If you haven’t seen Meet the Patels, I’d actually recommend starting with that, since it feels of a piece with this new series, it’s easy to find on Kanopy and commercial streamers, and you can watch that and the first three Happiness episodes in a night or two. (It might also serve as a palate cleanser if you were unfortunate enough to watch the derivative Indian Matchmaking on Netflix.)
And then, stay for episode four, where the show takes an intriguing topical turn. As the son of immigrants, and a proud American, Patel is torn by the current immigration debate. So he travels to Denmark. “It’s known as one of the happiest places in the world — unless, that is, you’re an immigrant.” Danes are new to the whole welcoming-immigrants thing, and they’re not very good at it. As in every episode, he chooses a traveling companion, in this case “one of my brown buddies,” Vice contributor Abdullah Saeed. A cheerful Pakistani-American, Saeed helps Patel peel back the layers of Denmark, a country whose 92 percent white native population seems terrified of the other 8 percent.
The insights they come away with are both refreshingly and frustratingly simple: If you think we’re bad at immigration, try visiting a homogenous country. A good point we don’t make often enough. Patel also says our current immigration policy mess is very American — “we’re fighting because we’re changing,” he says. Also a good point. But I could turn that on its head and say we’re not changing because there was a fight 13 years ago between Republicans over John McCain’s perfectly good immigration bill, the haters won and then they got one of their own into the White House.

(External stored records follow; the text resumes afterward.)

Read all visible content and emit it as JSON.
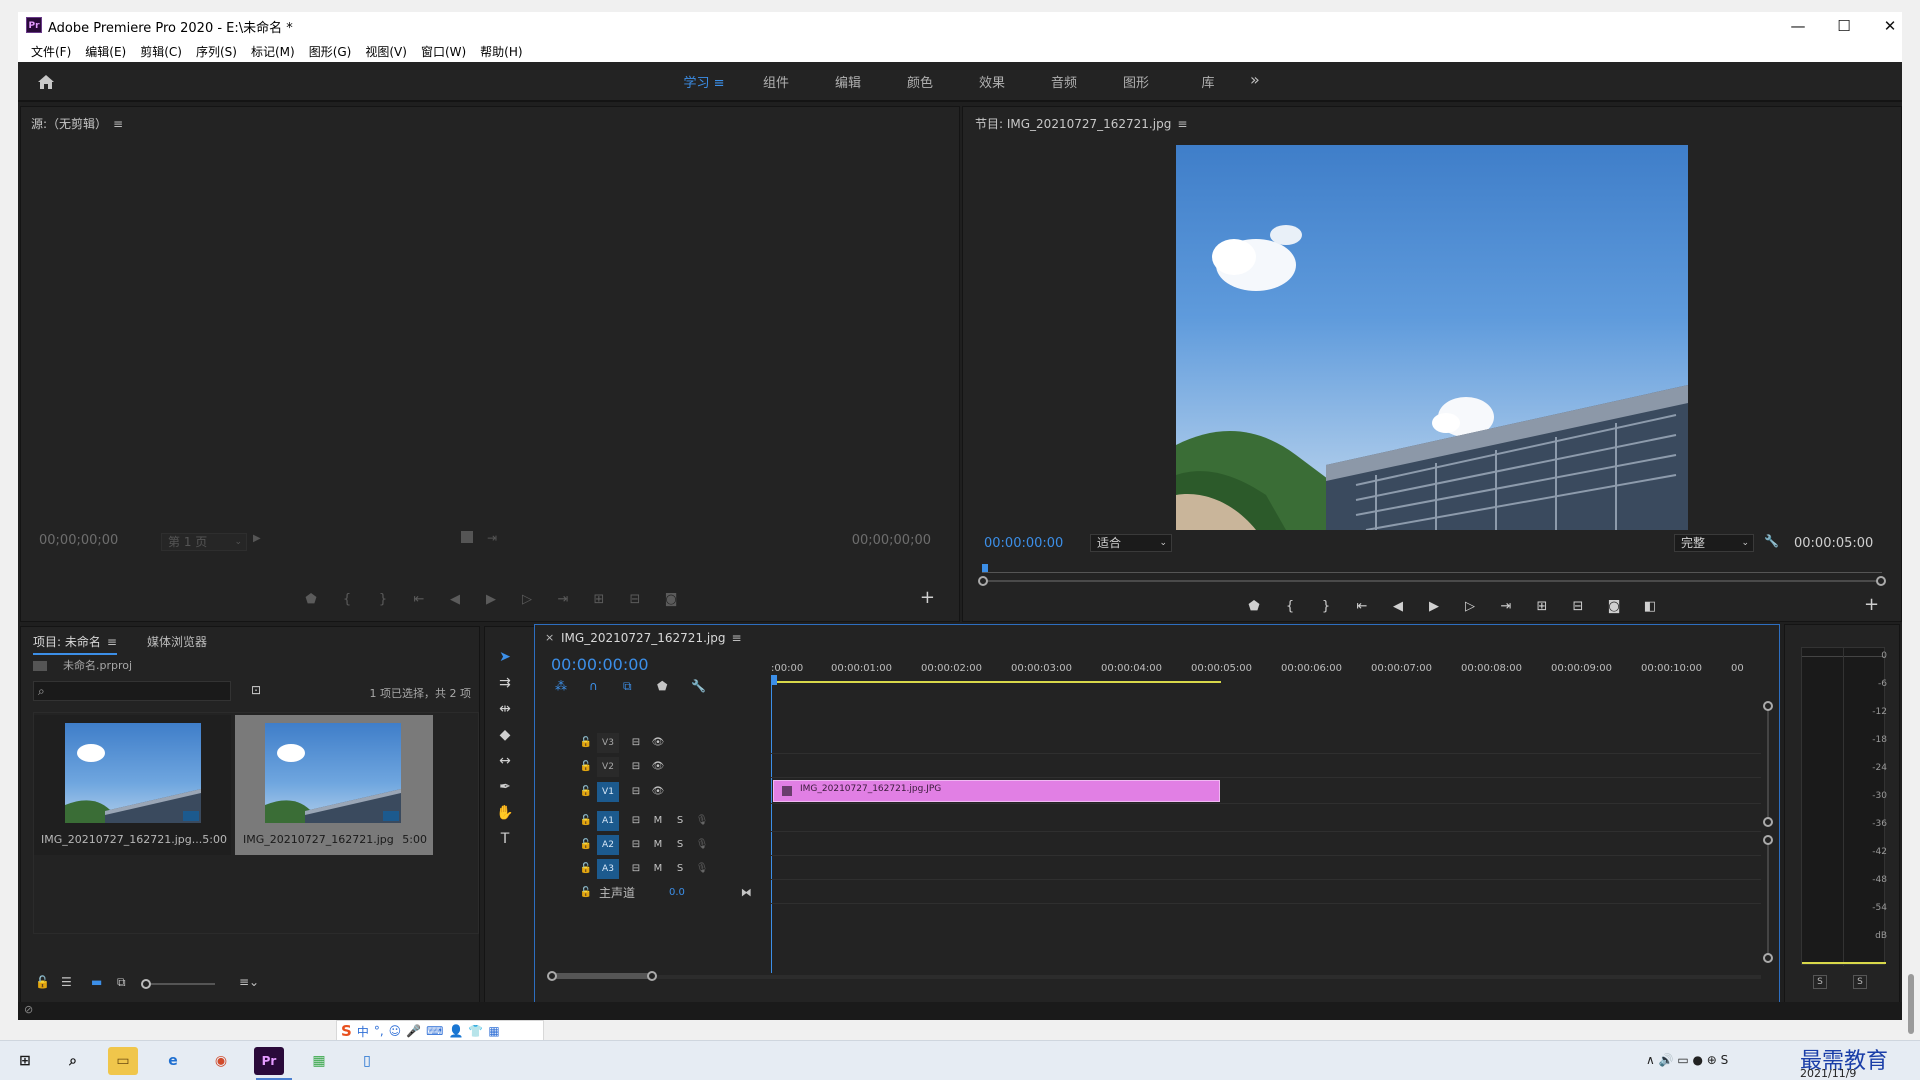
{
  "window": {
    "app_icon": "Pr",
    "title": "Adobe Premiere Pro 2020 - E:\\未命名 *",
    "minimize_glyph": "—",
    "maximize_glyph": "☐",
    "close_glyph": "✕"
  },
  "menu": [
    "文件(F)",
    "编辑(E)",
    "剪辑(C)",
    "序列(S)",
    "标记(M)",
    "图形(G)",
    "视图(V)",
    "窗口(W)",
    "帮助(H)"
  ],
  "workspaces": {
    "tabs": [
      "学习",
      "组件",
      "编辑",
      "颜色",
      "效果",
      "音频",
      "图形",
      "库"
    ],
    "active": "学习",
    "active_menu_glyph": "≡",
    "more_glyph": "»"
  },
  "source_monitor": {
    "title": "源:（无剪辑）",
    "timecode_left": "00;00;00;00",
    "page_dropdown": "第 1 页",
    "timecode_right": "00;00;00;00"
  },
  "program_monitor": {
    "title": "节目: IMG_20210727_162721.jpg",
    "timecode": "00:00:00:00",
    "fit_dropdown": "适合",
    "quality_dropdown": "完整",
    "duration": "00:00:05:00"
  },
  "project": {
    "tab_project": "项目: 未命名",
    "tab_media_browser": "媒体浏览器",
    "project_file": "未命名.prproj",
    "search_placeholder": "",
    "selection_status": "1 项已选择，共 2 项",
    "items": [
      {
        "name": "IMG_20210727_162721.jpg...",
        "duration": "5:00",
        "selected": false
      },
      {
        "name": "IMG_20210727_162721.jpg",
        "duration": "5:00",
        "selected": true
      }
    ]
  },
  "timeline": {
    "sequence_tab": "IMG_20210727_162721.jpg",
    "close_glyph": "×",
    "timecode": "00:00:00:00",
    "ruler": [
      ":00:00",
      "00:00:01:00",
      "00:00:02:00",
      "00:00:03:00",
      "00:00:04:00",
      "00:00:05:00",
      "00:00:06:00",
      "00:00:07:00",
      "00:00:08:00",
      "00:00:09:00",
      "00:00:10:00",
      "00"
    ],
    "video_tracks": [
      "V3",
      "V2",
      "V1"
    ],
    "audio_tracks": [
      "A1",
      "A2",
      "A3"
    ],
    "mute_label": "M",
    "solo_label": "S",
    "master_label": "主声道",
    "master_value": "0.0",
    "clip_name": "IMG_20210727_162721.jpg.JPG",
    "clip_color": "#e17fe4"
  },
  "audio_meter": {
    "scale": [
      "0",
      "-6",
      "-12",
      "-18",
      "-24",
      "-30",
      "-36",
      "-42",
      "-48",
      "-54",
      "dB"
    ],
    "solo_left": "S",
    "solo_right": "S"
  },
  "ime_toolbar": {
    "logo": "S",
    "items": [
      "中",
      "°,",
      "☺",
      "🎤",
      "⌨",
      "👤",
      "👕",
      "▦"
    ]
  },
  "taskbar": {
    "date": "2021/11/9",
    "watermark": "最需教育"
  },
  "colors": {
    "accent_blue": "#3c8fe8",
    "panel_bg": "#232323",
    "clip_pink": "#e17fe4",
    "timeline_work_area": "#d8d84a"
  }
}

But that feels like a conversation that friends can have after watching this entertaining, useful, and uplifting series that I hope to see more of in the future.
Ravi Patel's Pursuit of Happiness premieres on HBO Max on August 27th.
Aaron Barnhart has written about television since 1994, including 15 years as TV critic for the Kansas City Star.